            host: controller/2
            juju_unit: controller/2
      username: "user-prometheus"
      password: "prometheus"
      insecure_skip_verify: true

Note that it scrapes all the controllers, and then adds an extra label to each controllers metrics (juju_unit and host).

I also have a fairly big prometheus config that uses that. We’ve been iterating on the view we use on our Prodstack controllers, and having that available for my own little testing controller has been really useful.

I should also note that if you are using the default “juju deploy grafana” charms, they use for the grafana packages. And that plays poorly with apt-cacher-ng. You have to allow proxying over HTTPS and they seem to use a lot of different websites. There was some advice that this might work:

PassThroughPattern: (packagecloud\.io|packagecloud-repositories\.s3\.dualstack\.us-west-1\.amazonaws\.com|packagecloud-prod\.global\.ssl\.fastly\.net|deb\.nodesource\.com|packages\.gitlab\.com|packages-gitlab-com\.s3\.amazonaws\.com|packagecloud-repositories\.s3\.amazonaws\.com):443$

However, I tried to set that in /etc/apt-cacher-ng/acng.conf and then sudo systemctl restart apt-cacher-ng and then do “sudo apt update” on the machine running grafana, and it gives me:

Err:6 stretch Release
  Received HTTP code 403 from proxy after CONNECT
Reading package lists... Done
E: The repository ' stretch Release' does not have a Release file.
N: Updating from such a repository can't be done securely, and is therefore disabled by default.
N: See apt-secure(8) manpage for repository creation and user configuration details.

However, if I switch to:

PassThroughPattern: .*:443$

It works.
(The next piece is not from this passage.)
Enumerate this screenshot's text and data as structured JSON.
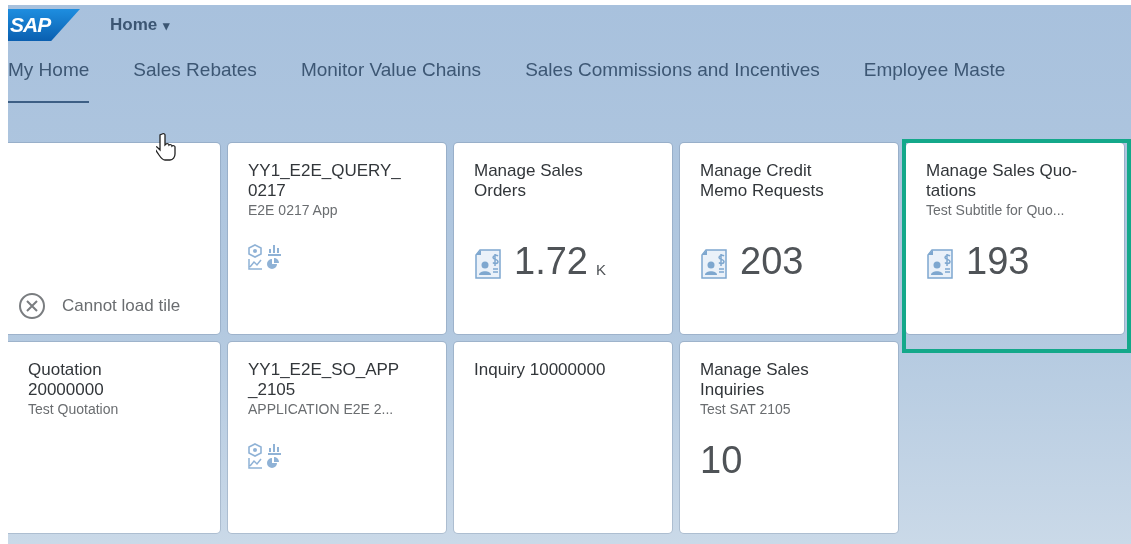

However, this allows apt-cacher-ng to proxy for any machine on your network to any https website. So don’t use it anywhere that security matters.